However COVID has thrown a colossal wrench within the state’s regulatory scheme. In 2020, the unique 12 months of the coronavirus and the lockdown of quite a lot of society, general well being therapy charges actually declined by 2.4 p.c, which has by no means passed off simply earlier than. Info will not be in for 2021 and 2022 but, however the expectation is that well being and health therapy spending in these a very long time goes to rebound properly additional than the benchmark of three.1 p.c
“We may see development prices of 8, 9, or 10 per cent,” talked about Stuart Altman, the chair of the Nicely being Protection Charge, at a convention on Wednesday.
The benchmark, tied to the state’s extensive-time interval financial development fee, is meant to be a focus on for managing the event of general basic public and personal wellness therapy expenditures all through all payers. It’s a objective, not a cap, however it’s utilized to determine irrespective of if private well being and health therapy distributors are rowing within the appropriate path. Those who exceed the benchmark might be requested to seem up with a program for reining their costs in. Mass Typical Brigham, the state’s premier general well being care supplier, is the preliminary hospital process to purchase these sorts of an purchase. Its technique is due to in Would possibly.
However what happens when the benchmark ends in being divorced from truth, which is what appears to be occurring now?
The Wellness Protection Fee on Wednesday needed to decide what the benchmark have to be for 2023. The fee unanimously chosen the default worth of three.6 % that’s specified by statute.
“We aren’t in a position to simply take our foot off the brake,” Altman talked about, however then swiftly acknowledged that the fee calls for to take heed to the extraordinary downside COVID has supplied and shouldn’t press so actually arduous on the brake that injury is carried out to the wellbeing care process.
David Cutler, an economics professor at Harvard who serves on the fee, reported the volatility of wellness care shelling out is unlikely to quiet down any time earlier than lengthy. He claimed the affect of COVID is only one problem, but additionally inflation is working at a cost of seven to eight p.c, placing upward rigidity on prices and wages.
“In most of American sector, when bills go up prices go up,” he talked about.
In a superb planet, Cutler stated, the fee must have two benchmarks, one for wellbeing care suppliers that haven’t elevated their promoting costs that significantly prior to now and one other for people which have. As a result of the laws doesn’t permit that, he talked about, it might maybe make sense when assessing effectiveness relative to the benchmark to offer way more leeway to some distributors and quite a bit much less to others.

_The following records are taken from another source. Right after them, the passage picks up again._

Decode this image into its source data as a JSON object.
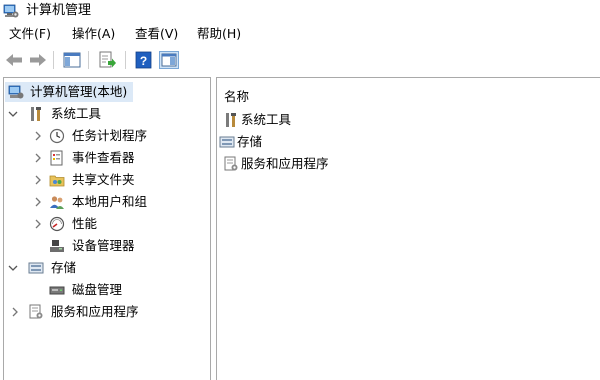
{
  "window": {
    "title": "计算机管理"
  },
  "menu": {
    "items": [
      "文件(F)",
      "操作(A)",
      "查看(V)",
      "帮助(H)"
    ]
  },
  "tree": {
    "root": "计算机管理(本地)",
    "system_tools": {
      "label": "系统工具",
      "children": [
        "任务计划程序",
        "事件查看器",
        "共享文件夹",
        "本地用户和组",
        "性能",
        "设备管理器"
      ]
    },
    "storage": {
      "label": "存储",
      "children": [
        "磁盘管理"
      ]
    },
    "services": {
      "label": "服务和应用程序"
    }
  },
  "list": {
    "column_header": "名称",
    "rows": [
      "系统工具",
      "存储",
      "服务和应用程序"
    ]
  },
  "icons": {
    "window": "computer-management-icon",
    "back": "back-arrow-icon",
    "forward": "forward-arrow-icon",
    "console_tree": "show-hide-console-tree-icon",
    "export": "export-list-icon",
    "help": "help-icon",
    "action_pane": "show-hide-action-pane-icon"
  },
  "colors": {
    "selection": "#dce9f7",
    "border": "#a9a9a9",
    "help_blue": "#1f5fbf"
  }
}
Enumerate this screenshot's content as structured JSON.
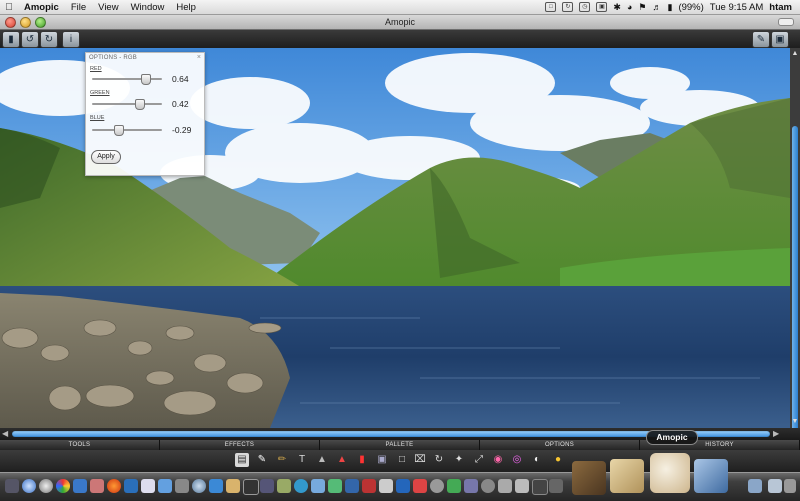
{
  "menubar": {
    "app": "Amopic",
    "items": [
      "File",
      "View",
      "Window",
      "Help"
    ],
    "battery": "(99%)",
    "clock": "Tue 9:15 AM",
    "user": "htam"
  },
  "window": {
    "title": "Amopic"
  },
  "options_panel": {
    "title": "OPTIONS - RGB",
    "sliders": [
      {
        "label": "RED",
        "value": "0.64",
        "level": 0.82
      },
      {
        "label": "GREEN",
        "value": "0.42",
        "level": 0.71
      },
      {
        "label": "BLUE",
        "value": "-0.29",
        "level": 0.36
      }
    ],
    "apply_label": "Apply"
  },
  "tabs": [
    "TOOLS",
    "EFFECTS",
    "PALLETE",
    "OPTIONS",
    "HISTORY"
  ],
  "dock_tooltip": "Amopic",
  "colors": {
    "accent_blue": "#3d8fdc",
    "toolbar_dark": "#1e1e1e",
    "menubar_light": "#e6e6e6"
  },
  "icons": {
    "toolbar": [
      "library-icon",
      "rotate-left-icon",
      "rotate-right-icon",
      "info-icon",
      "share-icon",
      "save-icon"
    ]
  }
}
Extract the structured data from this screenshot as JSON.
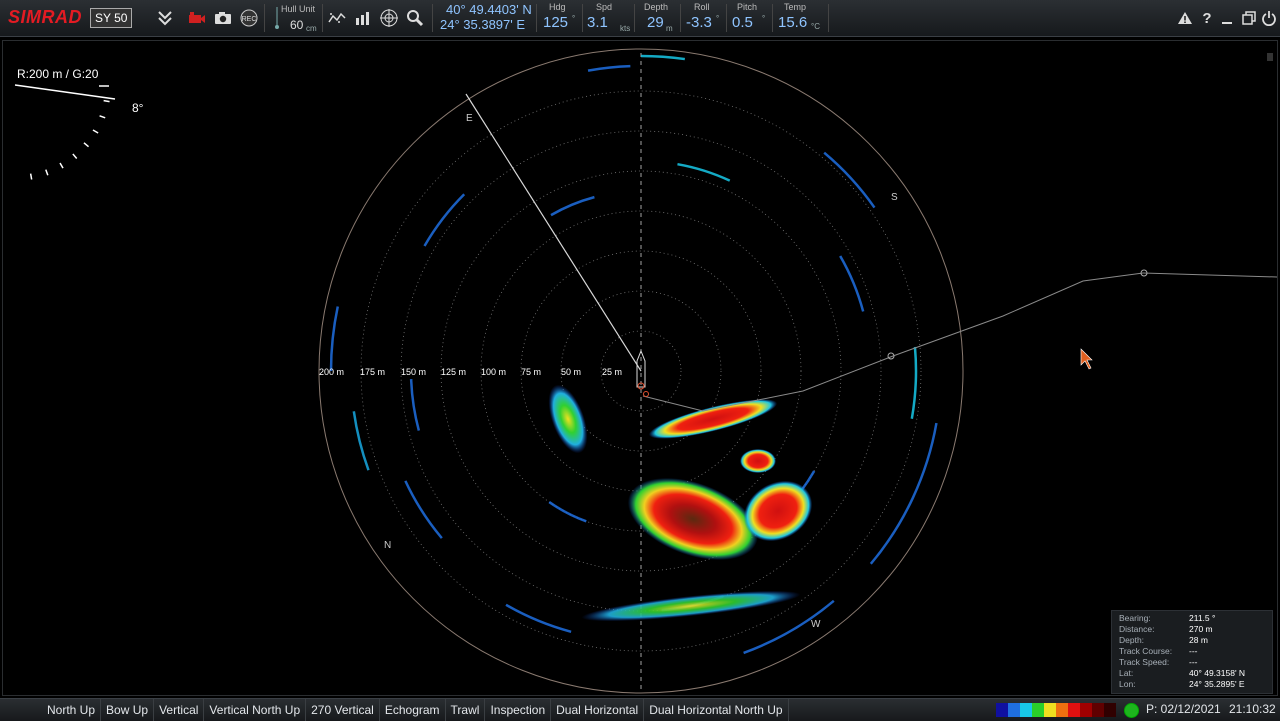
{
  "toolbar": {
    "brand": "SIMRAD",
    "model": "SY 50",
    "hull_unit_label": "Hull Unit",
    "hull_unit_value": "60",
    "hull_unit_unit": "cm",
    "lat": "40° 49.4403' N",
    "lon": "24° 35.3897' E",
    "hdg_label": "Hdg",
    "hdg_value": "125",
    "hdg_unit": "°",
    "spd_label": "Spd",
    "spd_value": "3.1",
    "spd_unit": "kts",
    "depth_label": "Depth",
    "depth_value": "29",
    "depth_unit": "m",
    "roll_label": "Roll",
    "roll_value": "-3.3",
    "roll_unit": "°",
    "pitch_label": "Pitch",
    "pitch_value": "0.5",
    "pitch_unit": "°",
    "temp_label": "Temp",
    "temp_value": "15.6",
    "temp_unit": "°C",
    "icons": [
      "menu-collapse-icon",
      "record-camera-icon",
      "screenshot-icon",
      "rec-icon",
      "hull-unit-icon",
      "colors-icon",
      "chart-icon",
      "target-icon",
      "zoom-icon",
      "alarm-icon",
      "help-icon",
      "minimize-icon",
      "restore-icon",
      "power-icon"
    ],
    "rec_label": "REC"
  },
  "display": {
    "range_gain": "R:200 m  / G:20",
    "tilt": "8°",
    "range_labels": [
      "200 m",
      "175 m",
      "150 m",
      "125 m",
      "100 m",
      "75 m",
      "50 m",
      "25 m"
    ],
    "compass_labels": [
      "E",
      "S",
      "W",
      "N"
    ]
  },
  "info": {
    "rows": [
      {
        "key": "Bearing:",
        "value": "211.5 °"
      },
      {
        "key": "Distance:",
        "value": "270 m"
      },
      {
        "key": "Depth:",
        "value": "28 m"
      },
      {
        "key": "Track Course:",
        "value": "---"
      },
      {
        "key": "Track Speed:",
        "value": "---"
      },
      {
        "key": "Lat:",
        "value": "40° 49.3158' N"
      },
      {
        "key": "Lon:",
        "value": "24° 35.2895' E"
      }
    ]
  },
  "bottom": {
    "modes": [
      "North Up",
      "Bow Up",
      "Vertical",
      "Vertical North Up",
      "270 Vertical",
      "Echogram",
      "Trawl",
      "Inspection",
      "Dual Horizontal",
      "Dual Horizontal North Up"
    ],
    "colors": [
      "#1010a0",
      "#1f6fe0",
      "#18c8e8",
      "#2ad02a",
      "#f0e020",
      "#f07010",
      "#e01010",
      "#a00000",
      "#600000",
      "#300000"
    ],
    "date": "P: 02/12/2021",
    "time": "21:10:32",
    "status_color": "#1db41d"
  }
}
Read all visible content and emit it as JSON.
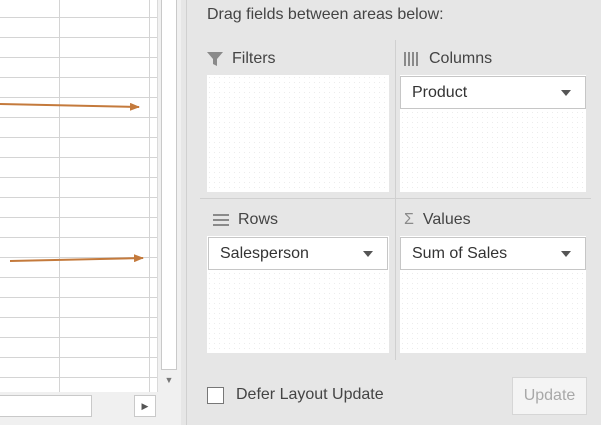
{
  "instruction": "Drag fields between areas below:",
  "areas": {
    "filters": {
      "label": "Filters",
      "icon": "filter-icon"
    },
    "columns": {
      "label": "Columns",
      "icon": "columns-icon",
      "fields": [
        "Product"
      ]
    },
    "rows": {
      "label": "Rows",
      "icon": "rows-icon",
      "fields": [
        "Salesperson"
      ]
    },
    "values": {
      "label": "Values",
      "icon": "sigma-icon",
      "glyph": "Σ",
      "fields": [
        "Sum of Sales"
      ]
    }
  },
  "footer": {
    "defer_label": "Defer Layout Update",
    "defer_checked": false,
    "update_label": "Update",
    "update_enabled": false
  },
  "colors": {
    "arrow": "#c47a3c",
    "pane_bg": "#e6e6e6",
    "disabled_text": "#a8a8a8"
  }
}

“It’s not our intent to drive firms to enter private chapter given that their expenditures have risen within the pandemic,” he claimed.